Grayson's complaint and a similar one filed in Dade County are the first to question thousands of discounts offered senior citizens in South Florida.

Both complaints came after Dade housing officials said a discount offered young renters, known as the Yuppie discount, amounted to illegal age discrimination.

Grayson, known for his run for the U.S. presidency two years ago on a platform promising to move the capitol out of Washington, D.C., to Davenport, Iowa, said he wants a ruling that would brand senior discounts discriminatory.

After compromise attempts fail, discrimination complaints typically are heard by Broward's Human Rights Board, which would decide whether the discounts are discriminatory.

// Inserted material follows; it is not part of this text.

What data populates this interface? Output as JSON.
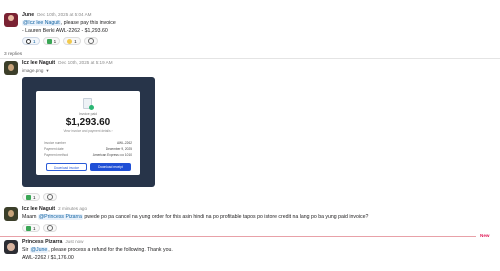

Illustration:photo: Richard Grayson

_________________
The Miami Herald
April 30, 1986
Section: BRWD N
Edition: BRWRD
Page: 3BR

BOARD WON'T HELP TEACHER GET DISCOUNT

PAUL SALTZMAN Herald Staff Writer


A 34-year-old college teacher from Davie who wants to put a stop to discounts based on age isn't going to get the Broward County Human Relations Division to do that for him.

Richard Grayson had filed a complaint with the county agency in March, accusing AmeriFirst Federal Savings & Loan Association of discrimination. The savings and loan had refused to give Grayson free checking and a chance to win a free trip -- a deal it offered to anyone older than 55 as a way to attract business.

After his complaint, the savings institution offered a settlement: Grayson could have the over-55 deal. He refused.

In a letter Tuesday, county human relations director Gloria Battle told Grayson that he could take that deal or leave it, but the county agency could do no more for him.

"There isn't anything else we can offer him," said Kay Zwick, the assistant human relations director.

Grayson said he wanted a blanket ruling barring such deals. But the human relations office can't do that.

"I think I made my point," Grayson said. "I wanted to bring up the wider issue of the inequity between the generations."

Grayson said news reports of his complaint brought him "a lot of positive response and also a few threats, you know, 'You want to get rid of senior discounts, we'll get rid of you, Grayson.' "

They also brought the county agency a similar complaint, from William L. Main, 35, of Fort Lauderdale. He says he ought to get the $2.99 "senior citizens' special" dinner at Denny's restaurants.

Illustration:photo: Richard Grayson